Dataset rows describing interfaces
********

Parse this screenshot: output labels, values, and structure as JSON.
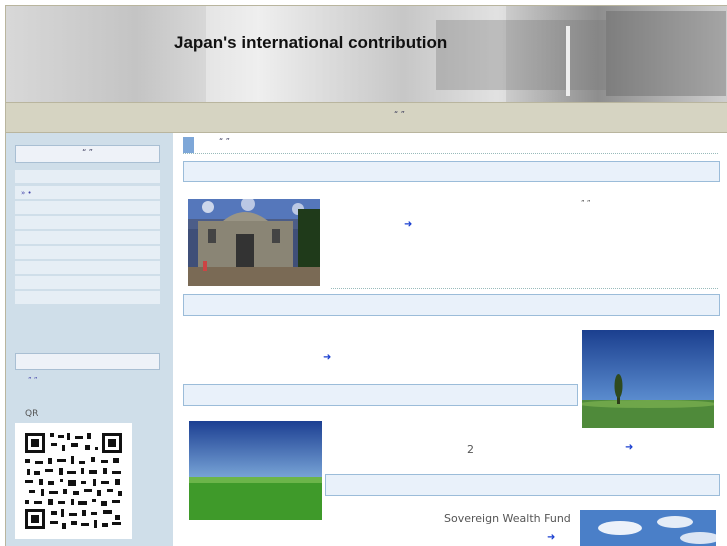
{
  "header": {
    "title": "Japan's international contribution"
  },
  "nav": {
    "text": "“   ”"
  },
  "sidebar": {
    "heading": "“        ”",
    "items": [
      {
        "label": ""
      },
      {
        "label": "» •"
      },
      {
        "label": ""
      },
      {
        "label": ""
      },
      {
        "label": ""
      },
      {
        "label": ""
      },
      {
        "label": ""
      },
      {
        "label": ""
      },
      {
        "label": ""
      }
    ],
    "link": "”   ”",
    "qr_label": "QR"
  },
  "main": {
    "section_title": "“        ”",
    "quote_mark": "”  ”",
    "number_text": "2",
    "fund_text": "Sovereign Wealth Fund",
    "arrow": "➜"
  },
  "colors": {
    "accent": "#7ea7d8",
    "bar_border": "#9bbcd9",
    "arrow": "#1a3fd0",
    "sidebar": "#cfdee9",
    "nav": "#d6d4c2"
  }
}
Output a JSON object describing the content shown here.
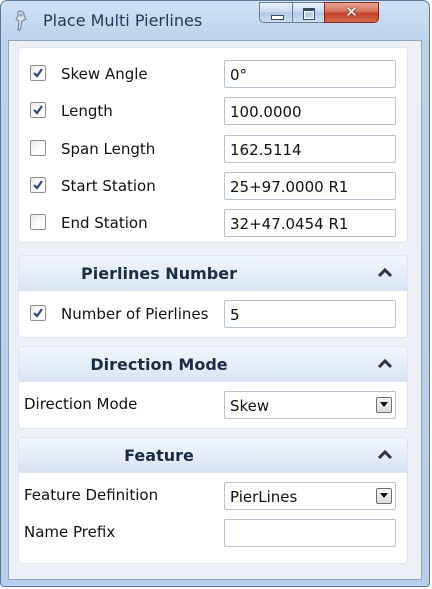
{
  "window": {
    "title": "Place Multi Pierlines"
  },
  "icons": {
    "app": "pin-tool-icon",
    "minimize": "minimize-icon",
    "maximize": "maximize-icon",
    "close": "close-icon",
    "collapse": "chevron-up-icon",
    "dropdown": "chevron-down-icon"
  },
  "params": [
    {
      "label": "Skew Angle",
      "checked": true,
      "value": "0°"
    },
    {
      "label": "Length",
      "checked": true,
      "value": "100.0000"
    },
    {
      "label": "Span Length",
      "checked": false,
      "value": "162.5114"
    },
    {
      "label": "Start Station",
      "checked": true,
      "value": "25+97.0000 R1"
    },
    {
      "label": "End Station",
      "checked": false,
      "value": "32+47.0454 R1"
    }
  ],
  "pierlines_number": {
    "title": "Pierlines Number",
    "number_label": "Number of Pierlines",
    "number_checked": true,
    "number_value": "5"
  },
  "direction_mode": {
    "title": "Direction Mode",
    "label": "Direction Mode",
    "value": "Skew"
  },
  "feature": {
    "title": "Feature",
    "definition_label": "Feature Definition",
    "definition_value": "PierLines",
    "prefix_label": "Name Prefix",
    "prefix_value": ""
  },
  "colors": {
    "checkmark": "#2b4a7a",
    "title_text": "#1e3957",
    "close_button": "#c0432a"
  }
}
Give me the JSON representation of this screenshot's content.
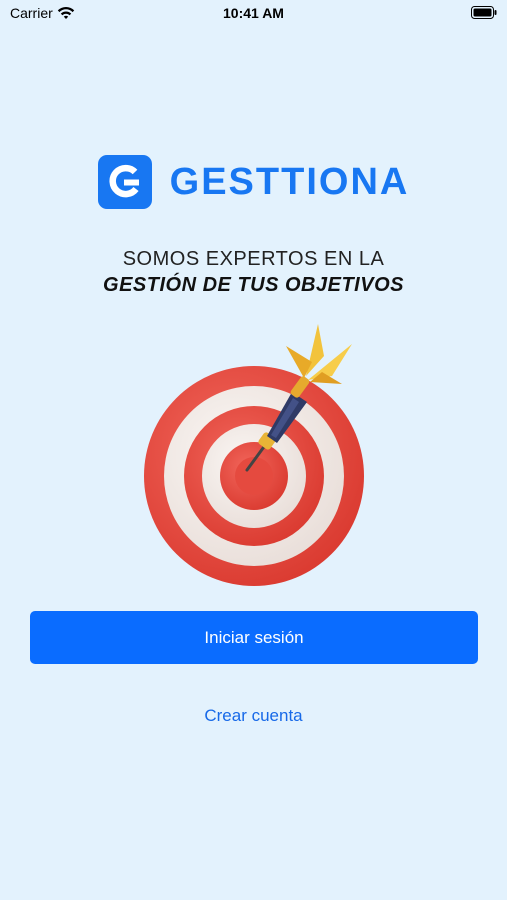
{
  "status_bar": {
    "carrier": "Carrier",
    "time": "10:41 AM",
    "icons": [
      "wifi-icon",
      "battery-icon"
    ]
  },
  "brand": {
    "name": "GESTTIONA",
    "logo_icon": "g-logo-icon",
    "color": "#1877f2"
  },
  "tagline": {
    "line1": "SOMOS EXPERTOS EN LA",
    "line2": "GESTIÓN DE TUS OBJETIVOS"
  },
  "illustration": {
    "name": "target-with-dart",
    "ring_colors": [
      "#e8463c",
      "#f2ebe6"
    ]
  },
  "actions": {
    "login_label": "Iniciar sesión",
    "signup_label": "Crear cuenta",
    "primary_color": "#0a6cff"
  },
  "background_color": "#e3f2fd"
}
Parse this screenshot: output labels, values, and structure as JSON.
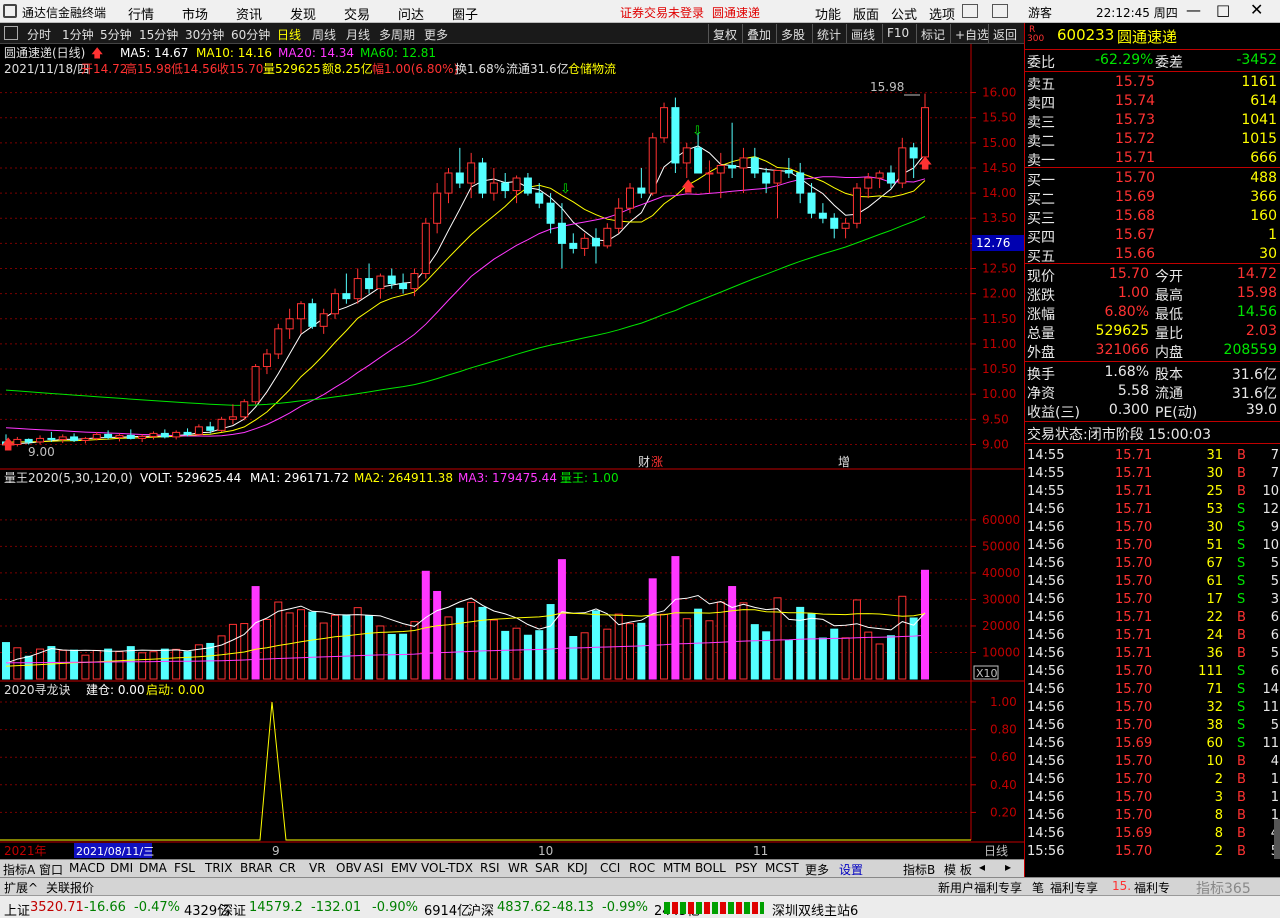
{
  "app": {
    "logo_label": "通达信金融终端",
    "menu": [
      "行情",
      "市场",
      "资讯",
      "发现",
      "交易",
      "问达",
      "圈子"
    ],
    "notice": "证券交易未登录",
    "notice_name": "圆通速递",
    "right_menu": [
      "功能",
      "版面",
      "公式",
      "选项"
    ],
    "user": "游客",
    "clock": "22:12:45 周四"
  },
  "periods": [
    "分时",
    "1分钟",
    "5分钟",
    "15分钟",
    "30分钟",
    "60分钟",
    "日线",
    "周线",
    "月线",
    "多周期",
    "更多"
  ],
  "active_period": "日线",
  "right_tools": [
    "复权",
    "叠加",
    "多股",
    "统计",
    "画线",
    "F10",
    "标记",
    "+自选",
    "返回"
  ],
  "main": {
    "name": "圆通速递(日线)",
    "ma5": "MA5: 14.67",
    "ma10": "MA10: 14.16",
    "ma20": "MA20: 14.34",
    "ma60": "MA60: 12.81",
    "info_date": "2021/11/18/四",
    "info_open": "开14.72",
    "info_high": "高15.98",
    "info_low": "低14.56",
    "info_close": "收15.70",
    "info_vol": "量529625",
    "info_amt": "额8.25亿",
    "info_pct": "幅1.00(6.80%)",
    "info_turn": "换1.68%",
    "info_float": "流通31.6亿",
    "info_sector": "仓储物流",
    "hi_label": "15.98",
    "lo_label": "9.00",
    "price_tag": "12.76",
    "mark_cai": "财",
    "mark_zhang": "涨",
    "mark_zeng": "增"
  },
  "vol": {
    "name": "量王2020(5,30,120,0)",
    "volt": "VOLT: 529625.44",
    "ma1": "MA1: 296171.72",
    "ma2": "MA2: 264911.38",
    "ma3": "MA3: 179475.44",
    "wang": "量王: 1.00",
    "unit": "X10"
  },
  "ind": {
    "name": "2020寻龙诀",
    "jiancang": "建仓: 0.00",
    "qidong": "启动: 0.00"
  },
  "xaxis": {
    "year": "2021年",
    "cursor_date": "2021/08/11/三",
    "m9": "9",
    "m10": "10",
    "m11": "11",
    "period": "日线"
  },
  "chart_data": {
    "type": "candlestick",
    "y_ticks": [
      16.0,
      15.5,
      15.0,
      14.5,
      14.0,
      13.5,
      13.0,
      12.5,
      12.0,
      11.5,
      11.0,
      10.5,
      10.0,
      9.5,
      9.0
    ],
    "ylim": [
      8.85,
      16.25
    ],
    "candles": [
      [
        9.05,
        9.2,
        8.97,
        9.0
      ],
      [
        9.0,
        9.15,
        8.96,
        9.1
      ],
      [
        9.1,
        9.12,
        9.0,
        9.05
      ],
      [
        9.05,
        9.18,
        9.0,
        9.12
      ],
      [
        9.12,
        9.25,
        9.05,
        9.1
      ],
      [
        9.1,
        9.2,
        9.03,
        9.15
      ],
      [
        9.15,
        9.22,
        9.05,
        9.08
      ],
      [
        9.08,
        9.15,
        9.02,
        9.12
      ],
      [
        9.12,
        9.25,
        9.08,
        9.2
      ],
      [
        9.2,
        9.28,
        9.1,
        9.14
      ],
      [
        9.14,
        9.22,
        9.06,
        9.18
      ],
      [
        9.18,
        9.3,
        9.1,
        9.12
      ],
      [
        9.12,
        9.2,
        9.05,
        9.16
      ],
      [
        9.16,
        9.26,
        9.1,
        9.22
      ],
      [
        9.22,
        9.3,
        9.12,
        9.15
      ],
      [
        9.15,
        9.28,
        9.1,
        9.24
      ],
      [
        9.24,
        9.32,
        9.16,
        9.2
      ],
      [
        9.2,
        9.4,
        9.18,
        9.35
      ],
      [
        9.35,
        9.45,
        9.22,
        9.28
      ],
      [
        9.28,
        9.55,
        9.25,
        9.5
      ],
      [
        9.5,
        9.8,
        9.4,
        9.55
      ],
      [
        9.55,
        9.9,
        9.48,
        9.85
      ],
      [
        9.85,
        10.6,
        9.8,
        10.55
      ],
      [
        10.55,
        10.9,
        10.4,
        10.8
      ],
      [
        10.8,
        11.4,
        10.7,
        11.3
      ],
      [
        11.3,
        11.7,
        11.1,
        11.5
      ],
      [
        11.5,
        11.85,
        11.2,
        11.8
      ],
      [
        11.8,
        11.9,
        11.3,
        11.35
      ],
      [
        11.35,
        11.7,
        11.2,
        11.6
      ],
      [
        11.6,
        12.1,
        11.5,
        12.0
      ],
      [
        12.0,
        12.4,
        11.8,
        11.9
      ],
      [
        11.9,
        12.5,
        11.8,
        12.3
      ],
      [
        12.3,
        12.6,
        12.0,
        12.1
      ],
      [
        12.1,
        12.4,
        11.9,
        12.35
      ],
      [
        12.35,
        12.5,
        12.1,
        12.2
      ],
      [
        12.2,
        12.4,
        12.0,
        12.1
      ],
      [
        12.1,
        12.5,
        11.95,
        12.4
      ],
      [
        12.4,
        13.5,
        12.3,
        13.4
      ],
      [
        13.4,
        14.2,
        13.2,
        14.0
      ],
      [
        14.0,
        14.5,
        13.8,
        14.4
      ],
      [
        14.4,
        14.9,
        14.1,
        14.2
      ],
      [
        14.2,
        14.8,
        13.9,
        14.6
      ],
      [
        14.6,
        14.7,
        13.9,
        14.0
      ],
      [
        14.0,
        14.5,
        13.85,
        14.2
      ],
      [
        14.2,
        14.4,
        13.9,
        14.05
      ],
      [
        14.05,
        14.35,
        13.8,
        14.3
      ],
      [
        14.3,
        14.4,
        13.95,
        14.0
      ],
      [
        14.0,
        14.2,
        13.7,
        13.8
      ],
      [
        13.8,
        14.0,
        13.2,
        13.4
      ],
      [
        13.4,
        13.8,
        12.5,
        13.0
      ],
      [
        13.0,
        13.2,
        12.8,
        12.9
      ],
      [
        12.9,
        13.2,
        12.75,
        13.1
      ],
      [
        13.1,
        13.3,
        12.6,
        12.95
      ],
      [
        12.95,
        13.4,
        12.9,
        13.3
      ],
      [
        13.3,
        13.9,
        13.2,
        13.7
      ],
      [
        13.7,
        14.2,
        13.6,
        14.1
      ],
      [
        14.1,
        14.5,
        13.9,
        14.0
      ],
      [
        14.0,
        15.2,
        13.95,
        15.1
      ],
      [
        15.1,
        15.8,
        15.0,
        15.7
      ],
      [
        15.7,
        15.9,
        14.4,
        14.6
      ],
      [
        14.6,
        15.0,
        14.3,
        14.9
      ],
      [
        14.9,
        15.2,
        14.4,
        14.4
      ],
      [
        14.4,
        14.65,
        14.0,
        14.4
      ],
      [
        14.4,
        14.8,
        13.9,
        14.55
      ],
      [
        14.55,
        15.4,
        14.3,
        14.5
      ],
      [
        14.5,
        14.9,
        14.0,
        14.7
      ],
      [
        14.7,
        14.9,
        14.3,
        14.4
      ],
      [
        14.4,
        14.5,
        14.0,
        14.2
      ],
      [
        14.2,
        14.45,
        13.5,
        14.45
      ],
      [
        14.45,
        14.7,
        14.3,
        14.4
      ],
      [
        14.4,
        14.6,
        13.8,
        14.0
      ],
      [
        14.0,
        14.2,
        13.5,
        13.6
      ],
      [
        13.6,
        13.8,
        13.4,
        13.5
      ],
      [
        13.5,
        13.6,
        13.1,
        13.3
      ],
      [
        13.3,
        13.5,
        13.1,
        13.4
      ],
      [
        13.4,
        14.2,
        13.3,
        14.1
      ],
      [
        14.1,
        14.4,
        13.9,
        14.3
      ],
      [
        14.3,
        14.45,
        14.1,
        14.4
      ],
      [
        14.4,
        14.55,
        14.1,
        14.2
      ],
      [
        14.2,
        15.1,
        14.1,
        14.9
      ],
      [
        14.9,
        15.0,
        14.3,
        14.7
      ],
      [
        14.72,
        15.98,
        14.56,
        15.7
      ]
    ],
    "ma_series": [
      {
        "name": "MA5",
        "color": "#ffffff"
      },
      {
        "name": "MA10",
        "color": "#ffff00"
      },
      {
        "name": "MA20",
        "color": "#ff38ff"
      },
      {
        "name": "MA60",
        "color": "#00e600"
      }
    ],
    "vol_ticks": [
      60000,
      50000,
      40000,
      30000,
      20000,
      10000
    ],
    "vol_ylim": [
      0,
      69000
    ],
    "ind_ticks": [
      1.0,
      0.8,
      0.6,
      0.4,
      0.2
    ]
  },
  "quote": {
    "code": "600233",
    "name": "圆通速递",
    "r_mark": "R",
    "market_no": "300",
    "wb_label": "委比",
    "wb": "-62.29%",
    "wc_label": "委差",
    "wc": "-3452",
    "asks": [
      {
        "label": "卖五",
        "price": "15.75",
        "vol": "1161"
      },
      {
        "label": "卖四",
        "price": "15.74",
        "vol": "614"
      },
      {
        "label": "卖三",
        "price": "15.73",
        "vol": "1041"
      },
      {
        "label": "卖二",
        "price": "15.72",
        "vol": "1015"
      },
      {
        "label": "卖一",
        "price": "15.71",
        "vol": "666"
      }
    ],
    "bids": [
      {
        "label": "买一",
        "price": "15.70",
        "vol": "488"
      },
      {
        "label": "买二",
        "price": "15.69",
        "vol": "366"
      },
      {
        "label": "买三",
        "price": "15.68",
        "vol": "160"
      },
      {
        "label": "买四",
        "price": "15.67",
        "vol": "1"
      },
      {
        "label": "买五",
        "price": "15.66",
        "vol": "30"
      }
    ],
    "stats": [
      [
        "现价",
        "15.70",
        "今开",
        "14.72"
      ],
      [
        "涨跌",
        "1.00",
        "最高",
        "15.98"
      ],
      [
        "涨幅",
        "6.80%",
        "最低",
        "14.56"
      ],
      [
        "总量",
        "529625",
        "量比",
        "2.03"
      ],
      [
        "外盘",
        "321066",
        "内盘",
        "208559"
      ]
    ],
    "stats2": [
      [
        "换手",
        "1.68%",
        "股本",
        "31.6亿"
      ],
      [
        "净资",
        "5.58",
        "流通",
        "31.6亿"
      ],
      [
        "收益(三)",
        "0.300",
        "PE(动)",
        "39.0"
      ]
    ],
    "trade_status": "交易状态:闭市阶段 15:00:03"
  },
  "ticks": [
    [
      "14:55",
      "15.71",
      "31",
      "B",
      "7"
    ],
    [
      "14:55",
      "15.71",
      "30",
      "B",
      "7"
    ],
    [
      "14:55",
      "15.71",
      "25",
      "B",
      "10"
    ],
    [
      "14:56",
      "15.71",
      "53",
      "S",
      "12"
    ],
    [
      "14:56",
      "15.70",
      "30",
      "S",
      "9"
    ],
    [
      "14:56",
      "15.70",
      "51",
      "S",
      "10"
    ],
    [
      "14:56",
      "15.70",
      "67",
      "S",
      "5"
    ],
    [
      "14:56",
      "15.70",
      "61",
      "S",
      "5"
    ],
    [
      "14:56",
      "15.70",
      "17",
      "S",
      "3"
    ],
    [
      "14:56",
      "15.71",
      "22",
      "B",
      "6"
    ],
    [
      "14:56",
      "15.71",
      "24",
      "B",
      "6"
    ],
    [
      "14:56",
      "15.71",
      "36",
      "B",
      "5"
    ],
    [
      "14:56",
      "15.70",
      "111",
      "S",
      "6"
    ],
    [
      "14:56",
      "15.70",
      "71",
      "S",
      "14"
    ],
    [
      "14:56",
      "15.70",
      "32",
      "S",
      "11"
    ],
    [
      "14:56",
      "15.70",
      "38",
      "S",
      "5"
    ],
    [
      "14:56",
      "15.69",
      "60",
      "S",
      "11"
    ],
    [
      "14:56",
      "15.70",
      "10",
      "B",
      "4"
    ],
    [
      "14:56",
      "15.70",
      "2",
      "B",
      "1"
    ],
    [
      "14:56",
      "15.70",
      "3",
      "B",
      "1"
    ],
    [
      "14:56",
      "15.70",
      "8",
      "B",
      "1"
    ],
    [
      "14:56",
      "15.69",
      "8",
      "B",
      "4"
    ],
    [
      "15:56",
      "15.70",
      "2",
      "B",
      "5"
    ]
  ],
  "tabs": [
    "指标A",
    "窗口",
    "MACD",
    "DMI",
    "DMA",
    "FSL",
    "TRIX",
    "BRAR",
    "CR",
    "VR",
    "OBV",
    "ASI",
    "EMV",
    "VOL-TDX",
    "RSI",
    "WR",
    "SAR",
    "KDJ",
    "CCI",
    "ROC",
    "MTM",
    "BOLL",
    "PSY",
    "MCST",
    "更多",
    "设置",
    "指标B",
    "模 板"
  ],
  "tabs2": [
    "扩展^",
    "关联报价",
    "新用户福利专享",
    "笔",
    "福利专享",
    "15.",
    "福利专",
    "指标365"
  ],
  "status": {
    "sh_name": "上证",
    "sh": "3520.71",
    "sh_chg": "-16.66",
    "sh_pct": "-0.47%",
    "sh_amt": "4329亿",
    "sz_name": "深证",
    "sz": "14579.2",
    "sz_chg": "-132.01",
    "sz_pct": "-0.90%",
    "sz_amt": "6914亿",
    "hs_name": "沪深",
    "hs": "4837.62",
    "hs_chg": "-48.13",
    "hs_pct": "-0.99%",
    "hs_amt": "2445亿",
    "station": "深圳双线主站6"
  }
}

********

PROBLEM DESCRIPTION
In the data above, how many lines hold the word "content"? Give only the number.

COMPLETED EXERCISE
2